I shoveled all morning until my shoveler was sore. And as you can see, I did end up with way more dirt than would fit in my little raised bed frame.
But it turns out that that’s good. Because Eric says that I shouldn’t plant my squash or cucumbers, which tend to spread out, in the box but in mounds of their own outside the box. I’ll also use some of the dirt to grow herbs in terra cotta pots. All this talk of veggies and herbs leads me to my next plastic-free dilemmas:
1) Buying plants that don’t come in plastic pots. I can plant seeds from paper envelopes, but Eric says that I should not grow tomatoes and peppers from seeds but from seedlings. And what about those plastic markers they inevitably come with?
2) Finding a plastic-free garden hose. Does such a thing even exist? And if not, what’s the most eco-friendly hose I can buy? Or is there a better way to water? I haven’t found a plastic-free hose, but I have found ones that supposedly have fewer leaching chemicals. But some people have recommended skipping the hose altogether. One of my Facebook friends recommends ladling water from a metal bucket. And one of the Rodale readers suggests a metal watering can. What do you think?
3) Finding plastic-free gardening gloves. My hands were pretty calloused after all that shoveling, and my fingernails were a mess.
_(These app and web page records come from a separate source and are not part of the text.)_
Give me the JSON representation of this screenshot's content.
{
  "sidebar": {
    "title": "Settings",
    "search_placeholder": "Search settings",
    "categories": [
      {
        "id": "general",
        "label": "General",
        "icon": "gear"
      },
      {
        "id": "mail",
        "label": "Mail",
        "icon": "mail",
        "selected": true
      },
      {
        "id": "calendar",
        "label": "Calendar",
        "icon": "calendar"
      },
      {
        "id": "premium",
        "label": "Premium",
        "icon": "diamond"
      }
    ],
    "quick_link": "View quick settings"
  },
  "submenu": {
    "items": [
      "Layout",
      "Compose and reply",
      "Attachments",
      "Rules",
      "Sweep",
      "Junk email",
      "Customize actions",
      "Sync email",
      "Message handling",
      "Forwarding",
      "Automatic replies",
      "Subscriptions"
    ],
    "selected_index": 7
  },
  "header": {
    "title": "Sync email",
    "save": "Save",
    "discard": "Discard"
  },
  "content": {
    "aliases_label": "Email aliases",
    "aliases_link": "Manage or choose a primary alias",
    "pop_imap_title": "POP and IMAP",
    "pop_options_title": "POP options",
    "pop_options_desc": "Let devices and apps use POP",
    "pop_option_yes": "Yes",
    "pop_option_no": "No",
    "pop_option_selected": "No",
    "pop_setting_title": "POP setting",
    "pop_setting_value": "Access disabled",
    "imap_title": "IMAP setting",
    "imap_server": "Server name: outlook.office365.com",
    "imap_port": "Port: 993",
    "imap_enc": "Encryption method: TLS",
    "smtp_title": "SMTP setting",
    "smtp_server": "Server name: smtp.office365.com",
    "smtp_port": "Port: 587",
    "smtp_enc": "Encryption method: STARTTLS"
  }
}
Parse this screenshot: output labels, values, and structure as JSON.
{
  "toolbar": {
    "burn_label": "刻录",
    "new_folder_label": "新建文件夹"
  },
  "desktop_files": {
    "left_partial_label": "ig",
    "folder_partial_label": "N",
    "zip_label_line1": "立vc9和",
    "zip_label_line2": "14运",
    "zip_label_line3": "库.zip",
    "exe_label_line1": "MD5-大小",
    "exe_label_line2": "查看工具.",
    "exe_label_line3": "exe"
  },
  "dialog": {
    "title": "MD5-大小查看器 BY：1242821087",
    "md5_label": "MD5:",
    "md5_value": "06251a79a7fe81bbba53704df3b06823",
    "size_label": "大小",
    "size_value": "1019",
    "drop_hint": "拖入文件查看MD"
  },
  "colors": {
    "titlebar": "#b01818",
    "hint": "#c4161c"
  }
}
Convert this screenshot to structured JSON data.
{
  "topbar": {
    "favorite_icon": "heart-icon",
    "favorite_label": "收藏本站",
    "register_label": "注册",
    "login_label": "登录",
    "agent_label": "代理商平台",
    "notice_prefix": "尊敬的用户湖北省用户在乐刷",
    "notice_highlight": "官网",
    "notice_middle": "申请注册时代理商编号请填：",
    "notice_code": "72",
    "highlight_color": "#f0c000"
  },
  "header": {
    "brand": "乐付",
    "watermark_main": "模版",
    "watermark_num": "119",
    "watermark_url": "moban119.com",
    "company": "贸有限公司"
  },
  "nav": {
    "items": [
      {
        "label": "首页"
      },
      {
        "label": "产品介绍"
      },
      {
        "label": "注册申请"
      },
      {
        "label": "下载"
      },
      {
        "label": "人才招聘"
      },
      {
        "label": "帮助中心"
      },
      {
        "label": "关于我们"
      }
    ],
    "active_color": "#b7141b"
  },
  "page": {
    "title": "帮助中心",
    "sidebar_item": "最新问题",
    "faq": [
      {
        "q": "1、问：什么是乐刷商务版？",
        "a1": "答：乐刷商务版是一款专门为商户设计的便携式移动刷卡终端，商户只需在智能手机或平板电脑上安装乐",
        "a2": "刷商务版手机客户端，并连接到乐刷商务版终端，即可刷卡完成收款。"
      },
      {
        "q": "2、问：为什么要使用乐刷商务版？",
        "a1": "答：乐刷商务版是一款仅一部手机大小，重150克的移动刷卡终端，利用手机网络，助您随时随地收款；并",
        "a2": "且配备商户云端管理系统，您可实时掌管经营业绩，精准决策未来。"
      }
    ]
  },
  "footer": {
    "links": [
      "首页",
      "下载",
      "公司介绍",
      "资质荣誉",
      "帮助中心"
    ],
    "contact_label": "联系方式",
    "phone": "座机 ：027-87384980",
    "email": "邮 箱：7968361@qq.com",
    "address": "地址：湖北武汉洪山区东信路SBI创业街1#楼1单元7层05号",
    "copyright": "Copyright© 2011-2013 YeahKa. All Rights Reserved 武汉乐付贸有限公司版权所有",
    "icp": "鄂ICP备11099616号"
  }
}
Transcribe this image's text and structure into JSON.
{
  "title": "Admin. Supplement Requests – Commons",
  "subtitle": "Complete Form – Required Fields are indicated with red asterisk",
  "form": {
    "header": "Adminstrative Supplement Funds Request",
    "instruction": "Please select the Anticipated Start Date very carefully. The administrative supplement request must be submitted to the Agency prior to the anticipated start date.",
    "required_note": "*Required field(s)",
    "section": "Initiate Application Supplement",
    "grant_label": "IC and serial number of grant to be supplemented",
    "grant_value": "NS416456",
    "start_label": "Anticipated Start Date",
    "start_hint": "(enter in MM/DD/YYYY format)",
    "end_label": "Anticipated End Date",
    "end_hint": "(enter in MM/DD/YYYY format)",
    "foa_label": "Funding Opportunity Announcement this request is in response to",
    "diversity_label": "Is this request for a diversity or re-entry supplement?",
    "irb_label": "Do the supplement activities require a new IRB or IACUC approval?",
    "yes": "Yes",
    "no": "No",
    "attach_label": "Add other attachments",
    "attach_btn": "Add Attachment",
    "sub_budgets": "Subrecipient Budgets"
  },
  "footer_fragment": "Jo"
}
A pair of gardening gloves would be nice, but I’m not interested in gloves made with vinyl or polyester, and I’m a vegetarian so I don’t want leather or suede either.
Do you have advice for me? I’d love to hear it.
This post also appears on Maria Rodale’s Farm Kitchen Blog: http://www.mariasfarmcountrykitchen.com/beth-terrys-plastic-free-gardening-adventure/